→ To do
Wherever a line holds the word "JSON", copy that line from the data.

→ Data records for software interfaces

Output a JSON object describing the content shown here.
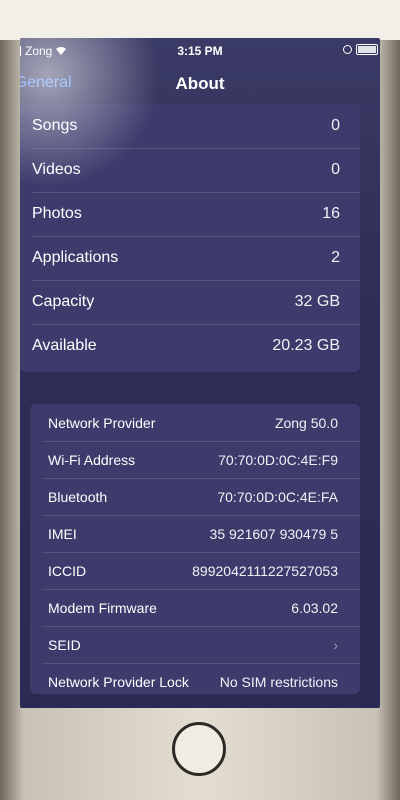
{
  "status_bar": {
    "carrier": "Zong",
    "time": "3:15 PM"
  },
  "nav": {
    "back_label": "General",
    "title": "About"
  },
  "group1": [
    {
      "label": "Songs",
      "value": "0"
    },
    {
      "label": "Videos",
      "value": "0"
    },
    {
      "label": "Photos",
      "value": "16"
    },
    {
      "label": "Applications",
      "value": "2"
    },
    {
      "label": "Capacity",
      "value": "32 GB"
    },
    {
      "label": "Available",
      "value": "20.23 GB"
    }
  ],
  "group2": [
    {
      "label": "Network Provider",
      "value": "Zong 50.0"
    },
    {
      "label": "Wi-Fi Address",
      "value": "70:70:0D:0C:4E:F9"
    },
    {
      "label": "Bluetooth",
      "value": "70:70:0D:0C:4E:FA"
    },
    {
      "label": "IMEI",
      "value": "35 921607 930479 5"
    },
    {
      "label": "ICCID",
      "value": "8992042111227527053"
    },
    {
      "label": "Modem Firmware",
      "value": "6.03.02"
    },
    {
      "label": "SEID",
      "value": ""
    },
    {
      "label": "Network Provider Lock",
      "value": "No SIM restrictions"
    }
  ],
  "icons": {
    "back": "chevron-left-icon",
    "disclosure": "chevron-right-icon"
  },
  "colors": {
    "accent": "#5e9bff",
    "screen_bg": "#2e2d55",
    "group_bg": "#3c3b6c"
  }
}
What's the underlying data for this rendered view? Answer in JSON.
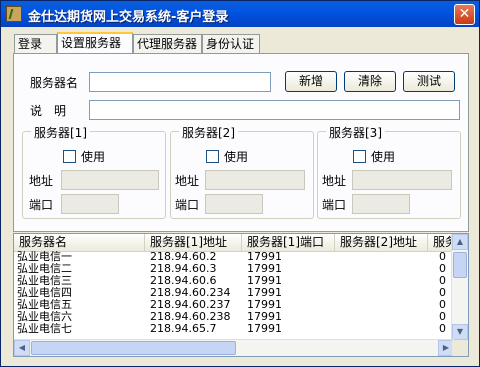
{
  "window": {
    "title": "金仕达期货网上交易系统-客户登录",
    "close_glyph": "✕"
  },
  "tabs": [
    {
      "label": "登录"
    },
    {
      "label": "设置服务器"
    },
    {
      "label": "代理服务器"
    },
    {
      "label": "身份认证"
    }
  ],
  "form": {
    "server_name_label": "服务器名",
    "description_label": "说　明",
    "server_name_value": "",
    "description_value": "",
    "add_button": "新增",
    "clear_button": "清除",
    "test_button": "测试"
  },
  "groups": [
    {
      "title": "服务器[1]",
      "use_label": "使用",
      "address_label": "地址",
      "port_label": "端口"
    },
    {
      "title": "服务器[2]",
      "use_label": "使用",
      "address_label": "地址",
      "port_label": "端口"
    },
    {
      "title": "服务器[3]",
      "use_label": "使用",
      "address_label": "地址",
      "port_label": "端口"
    }
  ],
  "list": {
    "columns": [
      "服务器名",
      "服务器[1]地址",
      "服务器[1]端口",
      "服务器[2]地址",
      "服务"
    ],
    "rows": [
      [
        "弘业电信一",
        "218.94.60.2",
        "17991",
        "",
        "0"
      ],
      [
        "弘业电信二",
        "218.94.60.3",
        "17991",
        "",
        "0"
      ],
      [
        "弘业电信三",
        "218.94.60.6",
        "17991",
        "",
        "0"
      ],
      [
        "弘业电信四",
        "218.94.60.234",
        "17991",
        "",
        "0"
      ],
      [
        "弘业电信五",
        "218.94.60.237",
        "17991",
        "",
        "0"
      ],
      [
        "弘业电信六",
        "218.94.60.238",
        "17991",
        "",
        "0"
      ],
      [
        "弘业电信七",
        "218.94.65.7",
        "17991",
        "",
        "0"
      ]
    ]
  },
  "icons": {
    "scroll_up": "▲",
    "scroll_down": "▼",
    "scroll_left": "◀",
    "scroll_right": "▶"
  }
}
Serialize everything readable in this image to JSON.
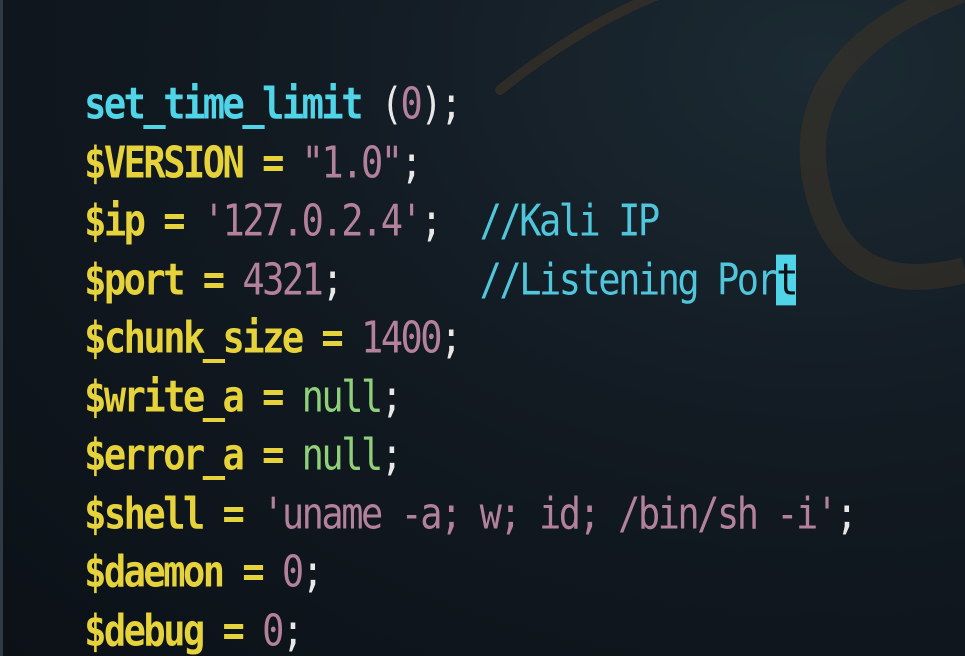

→ Worked solution
Output a JSON object describing the content shown here.
What's the underlying data for this rendered view? Answer in JSON.
Serialize everything readable in this image to JSON.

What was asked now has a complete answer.